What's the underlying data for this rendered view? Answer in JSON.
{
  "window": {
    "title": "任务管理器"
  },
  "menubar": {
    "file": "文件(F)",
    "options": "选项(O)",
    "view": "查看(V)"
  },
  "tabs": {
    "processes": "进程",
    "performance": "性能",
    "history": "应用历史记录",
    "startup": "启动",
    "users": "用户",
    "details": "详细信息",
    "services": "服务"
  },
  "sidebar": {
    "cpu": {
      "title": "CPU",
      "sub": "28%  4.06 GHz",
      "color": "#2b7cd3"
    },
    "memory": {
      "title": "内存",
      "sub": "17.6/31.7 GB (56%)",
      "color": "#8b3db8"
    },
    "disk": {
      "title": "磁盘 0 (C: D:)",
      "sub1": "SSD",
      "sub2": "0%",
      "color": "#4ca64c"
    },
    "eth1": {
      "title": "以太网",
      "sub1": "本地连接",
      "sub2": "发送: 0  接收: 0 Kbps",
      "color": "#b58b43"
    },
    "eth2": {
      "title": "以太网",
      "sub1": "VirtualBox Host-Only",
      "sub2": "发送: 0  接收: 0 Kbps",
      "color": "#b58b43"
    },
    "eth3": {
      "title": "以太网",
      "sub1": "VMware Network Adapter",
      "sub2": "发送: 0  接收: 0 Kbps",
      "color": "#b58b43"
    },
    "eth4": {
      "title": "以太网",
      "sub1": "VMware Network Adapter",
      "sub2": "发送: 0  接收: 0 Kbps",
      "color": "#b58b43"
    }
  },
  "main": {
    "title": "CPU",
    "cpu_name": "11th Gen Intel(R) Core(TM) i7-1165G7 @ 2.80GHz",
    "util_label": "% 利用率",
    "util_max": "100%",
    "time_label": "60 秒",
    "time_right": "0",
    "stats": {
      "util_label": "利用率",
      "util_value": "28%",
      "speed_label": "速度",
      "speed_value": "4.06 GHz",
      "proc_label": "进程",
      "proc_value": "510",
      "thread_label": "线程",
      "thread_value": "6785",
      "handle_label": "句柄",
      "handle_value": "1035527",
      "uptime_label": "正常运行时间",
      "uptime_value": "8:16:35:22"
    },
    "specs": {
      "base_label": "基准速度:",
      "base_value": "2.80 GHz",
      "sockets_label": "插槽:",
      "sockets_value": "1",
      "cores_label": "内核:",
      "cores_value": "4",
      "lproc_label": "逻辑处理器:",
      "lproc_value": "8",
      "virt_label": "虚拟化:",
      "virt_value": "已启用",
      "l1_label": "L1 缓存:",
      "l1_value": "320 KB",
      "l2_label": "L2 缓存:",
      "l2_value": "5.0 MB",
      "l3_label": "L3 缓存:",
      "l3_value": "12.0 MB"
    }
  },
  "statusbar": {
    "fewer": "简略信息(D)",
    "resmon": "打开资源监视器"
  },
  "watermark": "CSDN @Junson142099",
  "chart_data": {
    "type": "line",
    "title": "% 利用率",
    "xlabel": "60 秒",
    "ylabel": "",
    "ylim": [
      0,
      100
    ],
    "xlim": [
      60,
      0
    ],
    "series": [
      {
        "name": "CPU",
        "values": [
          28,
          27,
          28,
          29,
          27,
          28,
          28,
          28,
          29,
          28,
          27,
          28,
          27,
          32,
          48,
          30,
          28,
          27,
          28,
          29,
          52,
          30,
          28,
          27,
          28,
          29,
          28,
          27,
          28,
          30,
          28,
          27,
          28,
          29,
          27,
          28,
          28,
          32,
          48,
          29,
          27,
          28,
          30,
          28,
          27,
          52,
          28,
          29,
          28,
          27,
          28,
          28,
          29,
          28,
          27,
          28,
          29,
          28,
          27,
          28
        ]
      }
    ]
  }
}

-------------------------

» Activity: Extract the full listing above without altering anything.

» Output for this exercise:
What's the underlying data for this rendered view? Answer in JSON.
{
  "window": {
    "title": "任务管理器"
  },
  "menubar": {
    "file": "文件(F)",
    "options": "选项(O)",
    "view": "查看(V)"
  },
  "tabs": {
    "processes": "进程",
    "performance": "性能",
    "history": "应用历史记录",
    "startup": "启动",
    "users": "用户",
    "details": "详细信息",
    "services": "服务"
  },
  "sidebar": {
    "cpu": {
      "title": "CPU",
      "sub": "28%  4.06 GHz",
      "color": "#2b7cd3"
    },
    "memory": {
      "title": "内存",
      "sub": "17.6/31.7 GB (56%)",
      "color": "#8b3db8"
    },
    "disk": {
      "title": "磁盘 0 (C: D:)",
      "sub1": "SSD",
      "sub2": "0%",
      "color": "#4ca64c"
    },
    "eth1": {
      "title": "以太网",
      "sub1": "本地连接",
      "sub2": "发送: 0  接收: 0 Kbps",
      "color": "#b58b43"
    },
    "eth2": {
      "title": "以太网",
      "sub1": "VirtualBox Host-Only",
      "sub2": "发送: 0  接收: 0 Kbps",
      "color": "#b58b43"
    },
    "eth3": {
      "title": "以太网",
      "sub1": "VMware Network Adapter",
      "sub2": "发送: 0  接收: 0 Kbps",
      "color": "#b58b43"
    },
    "eth4": {
      "title": "以太网",
      "sub1": "VMware Network Adapter",
      "sub2": "发送: 0  接收: 0 Kbps",
      "color": "#b58b43"
    }
  },
  "main": {
    "title": "CPU",
    "cpu_name": "11th Gen Intel(R) Core(TM) i7-1165G7 @ 2.80GHz",
    "util_label": "% 利用率",
    "util_max": "100%",
    "time_label": "60 秒",
    "time_right": "0",
    "stats": {
      "util_label": "利用率",
      "util_value": "28%",
      "speed_label": "速度",
      "speed_value": "4.06 GHz",
      "proc_label": "进程",
      "proc_value": "510",
      "thread_label": "线程",
      "thread_value": "6785",
      "handle_label": "句柄",
      "handle_value": "1035527",
      "uptime_label": "正常运行时间",
      "uptime_value": "8:16:35:22"
    },
    "specs": {
      "base_label": "基准速度:",
      "base_value": "2.80 GHz",
      "sockets_label": "插槽:",
      "sockets_value": "1",
      "cores_label": "内核:",
      "cores_value": "4",
      "lproc_label": "逻辑处理器:",
      "lproc_value": "8",
      "virt_label": "虚拟化:",
      "virt_value": "已启用",
      "l1_label": "L1 缓存:",
      "l1_value": "320 KB",
      "l2_label": "L2 缓存:",
      "l2_value": "5.0 MB",
      "l3_label": "L3 缓存:",
      "l3_value": "12.0 MB"
    }
  },
  "statusbar": {
    "fewer": "简略信息(D)",
    "resmon": "打开资源监视器"
  },
  "watermark": "CSDN @Junson142099",
  "chart_data": {
    "type": "line",
    "title": "% 利用率",
    "xlabel": "60 秒",
    "ylabel": "",
    "ylim": [
      0,
      100
    ],
    "xlim": [
      60,
      0
    ],
    "series": [
      {
        "name": "CPU",
        "values": [
          28,
          27,
          28,
          29,
          27,
          28,
          28,
          28,
          29,
          28,
          27,
          28,
          27,
          32,
          48,
          30,
          28,
          27,
          28,
          29,
          52,
          30,
          28,
          27,
          28,
          29,
          28,
          27,
          28,
          30,
          28,
          27,
          28,
          29,
          27,
          28,
          28,
          32,
          48,
          29,
          27,
          28,
          30,
          28,
          27,
          52,
          28,
          29,
          28,
          27,
          28,
          28,
          29,
          28,
          27,
          28,
          29,
          28,
          27,
          28
        ]
      }
    ]
  }
}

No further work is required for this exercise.